NNB: Well, I had just had my third baby, the baby who was with me in DAHMER, and I remember my ex-husband, he was like, “Well, now you’ve got to go back to work and get a job.” I said, “I have given my life over to give birth to other people three times. Nine months of my whole life, I did it three times.” I said, “Can I have nine months for me? If in these nine months I don’t make headway in entertainment, then I will go back to work, a traditional nine-to-five job.” In those nine months, my job was the pursuit of my career.
I made it to about seven-and-a-half months when I booked my home makeover show, Clean House, which ran on the Style Network for almost 10 seasons. Two weeks later,
I booked RENO 911! A week after that, I booked a recurring role on The Bernie Mac Show as his sister, Auntie Benita, and I never went back to work.
Were you shocked at every turn? That’s an incredible run in a very short amount of time.
NNB: Shocked, I don’t know if that’s the proper word. I was filled with gratitude, but I knew that was the call of my life. If I order a sandwich at the drive-through window and then pull up to the window, am I going to be surprised that it’s a sandwich in the bag? No, because that’s what I ordered. But here’s the trick — in that drive-through, there are things that come with it that maybe you didn’t order like, “Why did these fries get in the bag?” There are things that come along with it that include ups and downs, but the manifestation is never surprising because it’s as it should be.
Where have you seen the most growth for yourself as an artist in the last few years?
NNB: I would have to say the most growth for me would probably be leaning into the dramatic realm because I don’t get those parts every day. And so, really trying to make sure that my instrument is being used properly for the work that I’m asked to do, I think there’s been a lot of growth in that area.
Does it make you miss comedy at all?
NNB: I love to do both. It was so funny because I was doing comedy all the time, and I was like, “Wow. I really want to do this other thing.” Then I got called to do a dramatic thing and another dramatic thing, and I was like, “Oh Lord, people forgot I’m funny. I need a comedy quick.” So, it is finding the balance in the industry that is fun. It’s like putting a puzzle together. I take so much joy from hosting Don’t Forget the Lyrics! It’s funny; it’s improv. You got to think on your feet. Those things are always fun to do. So,
I always try to find a way to keep both of them going at the same time. Not always easy, but I’m always trying.

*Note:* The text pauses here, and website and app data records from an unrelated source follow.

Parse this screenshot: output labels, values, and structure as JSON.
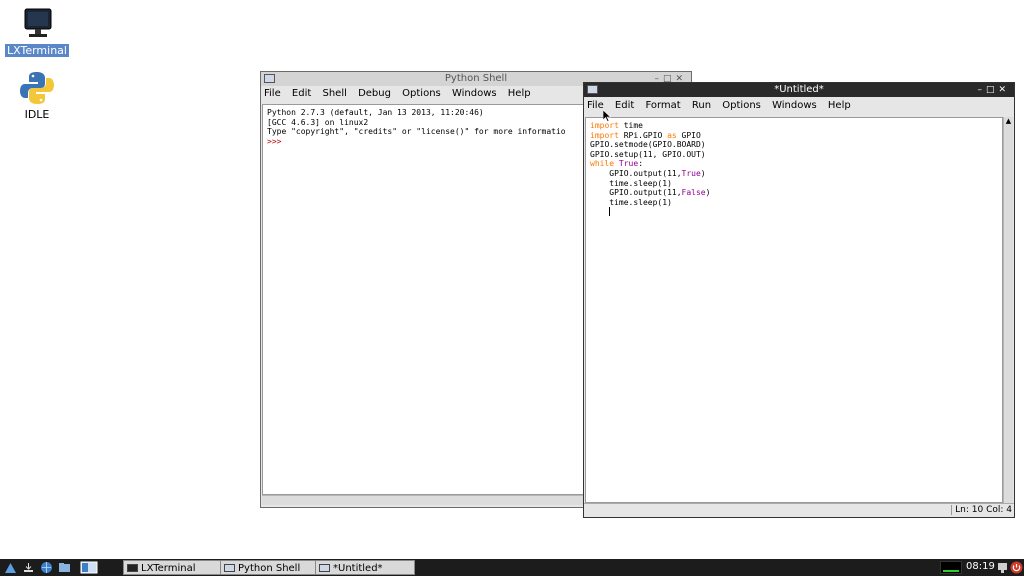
{
  "desktop": {
    "icons": [
      {
        "label": "LXTerminal"
      },
      {
        "label": "IDLE"
      }
    ]
  },
  "shell_window": {
    "title": "Python Shell",
    "menu": [
      "File",
      "Edit",
      "Shell",
      "Debug",
      "Options",
      "Windows",
      "Help"
    ],
    "lines": [
      "Python 2.7.3 (default, Jan 13 2013, 11:20:46)",
      "[GCC 4.6.3] on linux2",
      "Type \"copyright\", \"credits\" or \"license()\" for more informatio"
    ],
    "prompt": ">>>"
  },
  "editor_window": {
    "title": "*Untitled*",
    "menu": [
      "File",
      "Edit",
      "Format",
      "Run",
      "Options",
      "Windows",
      "Help"
    ],
    "status": "Ln: 10 Col: 4",
    "code": {
      "l1_kw": "import",
      "l1_rest": " time",
      "l2_kw": "import",
      "l2_mid": " RPi.GPIO ",
      "l2_kw2": "as",
      "l2_rest": " GPIO",
      "l3": "GPIO.setmode(GPIO.BOARD)",
      "l4": "GPIO.setup(11, GPIO.OUT)",
      "l5_kw": "while",
      "l5_sp": " ",
      "l5_bi": "True",
      "l5_rest": ":",
      "l6_a": "    GPIO.output(11,",
      "l6_bi": "True",
      "l6_b": ")",
      "l7": "    time.sleep(1)",
      "l8_a": "    GPIO.output(11,",
      "l8_bi": "False",
      "l8_b": ")",
      "l9": "    time.sleep(1)",
      "l10": "    "
    }
  },
  "taskbar": {
    "tasks": [
      "LXTerminal",
      "Python Shell",
      "*Untitled*"
    ],
    "clock": "08:19"
  },
  "colors": {
    "keyword": "#ff7700",
    "builtin": "#900090",
    "prompt": "#c00000",
    "active_title": "#2a2a2a",
    "taskbar": "#1c1c1c"
  }
}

Having covered this business for a long time, I was struck by a comment you made about how it’s your job — when you get a job — to get other people jobs.
NNB: Let me tell you something: My blessings are not my own. I can’t speak for anyone else but I’m telling you about me, Niecy Nash-Betts. I have never gotten a job and not gotten someone else a job because I want that blessing to feed other people. I don’t care if you’re a grip, a P.A., a stand-in, you write songs, you want to sell music, you know how to curl hair — come on over here and let’s get it going! I will always live my life that way. When I entered this business, nobody helped me. I didn’t have anybody to call and say, “Hey, can you give me a job? Hey, can you help me do this?” So I am passionate about helping in any way that I can, especially when it comes to a job. I mean, they’re going to hire somebody, right?
It feels like that’s the kind of energy cycle that just keeps coming back.
NNB: Yeah. I pay it forward and I will do it every time. My mother says, “You make yourself and the opportunities that you have available to other people,” and I’m like, “Okay. If that’s the reciprocity of the universe, I’ll take it.”
All interviews included in this piece were completed prior to July 14, 2023.